DiCaprio, wearing a classic but subdued grey suit and a neatly trimmed beard, spoke to reporters about what drew him to the project. "I met Baz [Luhrmann] two decades ago, when I was eighteen years old and he had this insane notion of doing 'Romeo & Juliet' in a sort of hyper-universe," he said. "I thought he was crazy, but he is a ground-breaking filmmaker who is not afraid to take on some of the most classic, complex, beloved material of all time. Seeing him twenty years later, he hasn't changed in that regard. 'Gatsby' is the seminal American novel, it sort of defines America in the 1920s, it kind of predicted the stock market crash that soon came after, and as the center figure is this very complex, mysterious, existential character known as Jay Gatsby. As much as Baz wants to recreate these worlds and sort of give it a modern context, he's always vigilant about sticking to what made that novel great. And that was the most important thing to me and I think he pulled it off with flying colors in this movie."

DiCaprio also spoke about his character and why he resonates with so many people. "I think we can all really identify with this dreamer, somebody that in a new America was able to envision his life a certain way and manifest that," he said. "I think everyone has a little Gatsby in them, everyone dreams when they’re young, and that's what people identify with, as far as this character's concerned."

Luhrmann was accompanied by his wife, production designer Catherine Martin, and lavished just as much praise on his leading man. "I never thought of anyone else [to play Jay Gatsby]," Luhrmann said. "I worked with Leonardo when he was twenty as a boy, he's remained a friend, his family are friends of mine.

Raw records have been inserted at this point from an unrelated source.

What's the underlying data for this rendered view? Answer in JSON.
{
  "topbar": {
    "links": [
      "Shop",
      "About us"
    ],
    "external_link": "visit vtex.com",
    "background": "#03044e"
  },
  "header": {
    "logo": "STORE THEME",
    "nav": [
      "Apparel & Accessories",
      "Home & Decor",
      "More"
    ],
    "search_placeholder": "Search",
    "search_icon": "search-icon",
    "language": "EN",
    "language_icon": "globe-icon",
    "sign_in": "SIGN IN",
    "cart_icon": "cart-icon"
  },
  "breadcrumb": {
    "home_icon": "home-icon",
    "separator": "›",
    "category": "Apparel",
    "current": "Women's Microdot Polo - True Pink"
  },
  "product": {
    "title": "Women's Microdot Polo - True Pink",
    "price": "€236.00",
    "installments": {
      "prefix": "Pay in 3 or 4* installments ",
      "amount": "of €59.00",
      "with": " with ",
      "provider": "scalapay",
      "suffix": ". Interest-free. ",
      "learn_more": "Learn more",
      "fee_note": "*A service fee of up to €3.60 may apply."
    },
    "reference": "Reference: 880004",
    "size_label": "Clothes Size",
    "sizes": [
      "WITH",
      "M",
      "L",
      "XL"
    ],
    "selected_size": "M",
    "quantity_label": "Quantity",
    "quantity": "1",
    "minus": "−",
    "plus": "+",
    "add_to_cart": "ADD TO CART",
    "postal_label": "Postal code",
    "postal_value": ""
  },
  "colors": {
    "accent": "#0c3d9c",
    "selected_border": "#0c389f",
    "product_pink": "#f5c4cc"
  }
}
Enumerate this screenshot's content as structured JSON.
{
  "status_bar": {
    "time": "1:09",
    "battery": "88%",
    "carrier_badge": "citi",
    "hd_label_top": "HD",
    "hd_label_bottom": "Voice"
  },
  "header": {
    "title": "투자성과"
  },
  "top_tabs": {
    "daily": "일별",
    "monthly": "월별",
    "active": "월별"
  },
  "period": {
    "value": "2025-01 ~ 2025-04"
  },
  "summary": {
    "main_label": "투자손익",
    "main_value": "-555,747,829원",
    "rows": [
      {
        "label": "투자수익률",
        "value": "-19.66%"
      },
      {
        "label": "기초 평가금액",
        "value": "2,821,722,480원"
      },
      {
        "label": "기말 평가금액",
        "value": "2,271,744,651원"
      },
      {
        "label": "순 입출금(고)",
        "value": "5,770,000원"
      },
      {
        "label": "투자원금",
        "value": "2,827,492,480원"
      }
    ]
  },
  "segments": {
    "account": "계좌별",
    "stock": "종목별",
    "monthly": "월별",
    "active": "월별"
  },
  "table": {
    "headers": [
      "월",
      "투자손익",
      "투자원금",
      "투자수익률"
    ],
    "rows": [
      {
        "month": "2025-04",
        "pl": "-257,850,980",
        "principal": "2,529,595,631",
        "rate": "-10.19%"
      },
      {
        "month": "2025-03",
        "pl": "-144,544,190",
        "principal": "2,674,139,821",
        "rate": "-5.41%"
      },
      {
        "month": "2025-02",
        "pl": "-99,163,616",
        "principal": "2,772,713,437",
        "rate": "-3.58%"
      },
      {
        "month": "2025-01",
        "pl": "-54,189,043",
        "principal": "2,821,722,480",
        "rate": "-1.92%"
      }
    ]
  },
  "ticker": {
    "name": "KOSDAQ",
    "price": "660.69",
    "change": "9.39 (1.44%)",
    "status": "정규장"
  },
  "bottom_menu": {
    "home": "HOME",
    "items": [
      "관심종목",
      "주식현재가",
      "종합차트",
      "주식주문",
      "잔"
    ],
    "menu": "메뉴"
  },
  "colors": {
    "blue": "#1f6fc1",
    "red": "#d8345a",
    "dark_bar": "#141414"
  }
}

And we were always looking to work together again, but we were nervous about it, because we'd become such good friends. But really when you're talking about that character, with those qualities, there's not much of a list. It was always Leonardo."

Luhrmann also spoke about integrating contemporary music with a story set in the 1920s. "That book is us," Luhrmann said. "That book reflects who we are, where we are now. It's always relevant, but it's particularly relevant now. I just wanted to find a way of doing it as if Fitzgerald was making a movie. He put African-American jazz in the book, and I wanted it to feel as exciting as when you put jazz in. So the other Jay [Jay-Z] helped me blend jazz and hip-hop."

And Carey Mulligan, who plays Daisy, the woman Gatsby could not forget. Mulligan weighed in on the artistry of the costumes designed for the film, and said she hoped they might influence men's fashions today. " I wish the boys still dressed the way they did back in the '20s," Mulligan said. "Really spiffy suits, three-piece suits and canes and straw hats. I say yes to that."

Note to guys reading this article: Before you see your tailor for a snappy three-piece, keep in mind Carey is married.

Meriah Doty contributed to this report.